BEGIN DATASET EXTRACT
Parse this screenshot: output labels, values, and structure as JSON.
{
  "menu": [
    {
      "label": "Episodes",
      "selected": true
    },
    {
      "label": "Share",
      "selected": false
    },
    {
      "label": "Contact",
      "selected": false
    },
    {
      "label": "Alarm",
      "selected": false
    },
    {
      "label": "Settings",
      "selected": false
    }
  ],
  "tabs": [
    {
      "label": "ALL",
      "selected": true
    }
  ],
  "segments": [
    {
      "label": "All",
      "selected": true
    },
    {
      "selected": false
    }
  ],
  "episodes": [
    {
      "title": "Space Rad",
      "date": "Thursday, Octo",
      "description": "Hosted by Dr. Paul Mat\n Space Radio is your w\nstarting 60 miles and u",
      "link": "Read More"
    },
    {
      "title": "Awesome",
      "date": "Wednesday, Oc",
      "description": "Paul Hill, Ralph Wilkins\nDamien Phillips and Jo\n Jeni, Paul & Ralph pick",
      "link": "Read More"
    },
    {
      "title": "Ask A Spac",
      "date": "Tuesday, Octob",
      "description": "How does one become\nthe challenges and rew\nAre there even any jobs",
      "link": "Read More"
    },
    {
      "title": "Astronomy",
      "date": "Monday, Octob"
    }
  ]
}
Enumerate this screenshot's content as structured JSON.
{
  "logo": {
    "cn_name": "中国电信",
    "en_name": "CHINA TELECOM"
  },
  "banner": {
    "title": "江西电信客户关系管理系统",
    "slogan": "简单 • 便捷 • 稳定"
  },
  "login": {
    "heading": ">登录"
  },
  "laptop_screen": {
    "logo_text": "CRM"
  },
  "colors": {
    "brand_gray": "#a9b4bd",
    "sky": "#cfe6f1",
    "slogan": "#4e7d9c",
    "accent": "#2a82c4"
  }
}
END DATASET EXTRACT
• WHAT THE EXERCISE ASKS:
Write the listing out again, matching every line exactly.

• RESULT OF THE TASK:
Parse this screenshot: output labels, values, and structure as JSON.
{
  "menu": [
    {
      "label": "Episodes",
      "selected": true
    },
    {
      "label": "Share",
      "selected": false
    },
    {
      "label": "Contact",
      "selected": false
    },
    {
      "label": "Alarm",
      "selected": false
    },
    {
      "label": "Settings",
      "selected": false
    }
  ],
  "tabs": [
    {
      "label": "ALL",
      "selected": true
    }
  ],
  "segments": [
    {
      "label": "All",
      "selected": true
    },
    {
      "selected": false
    }
  ],
  "episodes": [
    {
      "title": "Space Rad",
      "date": "Thursday, Octo",
      "description": "Hosted by Dr. Paul Mat\n Space Radio is your w\nstarting 60 miles and u",
      "link": "Read More"
    },
    {
      "title": "Awesome",
      "date": "Wednesday, Oc",
      "description": "Paul Hill, Ralph Wilkins\nDamien Phillips and Jo\n Jeni, Paul & Ralph pick",
      "link": "Read More"
    },
    {
      "title": "Ask A Spac",
      "date": "Tuesday, Octob",
      "description": "How does one become\nthe challenges and rew\nAre there even any jobs",
      "link": "Read More"
    },
    {
      "title": "Astronomy",
      "date": "Monday, Octob"
    }
  ]
}
Enumerate this screenshot's content as structured JSON.
{
  "logo": {
    "cn_name": "中国电信",
    "en_name": "CHINA TELECOM"
  },
  "banner": {
    "title": "江西电信客户关系管理系统",
    "slogan": "简单 • 便捷 • 稳定"
  },
  "login": {
    "heading": ">登录"
  },
  "laptop_screen": {
    "logo_text": "CRM"
  },
  "colors": {
    "brand_gray": "#a9b4bd",
    "sky": "#cfe6f1",
    "slogan": "#4e7d9c",
    "accent": "#2a82c4"
  }
}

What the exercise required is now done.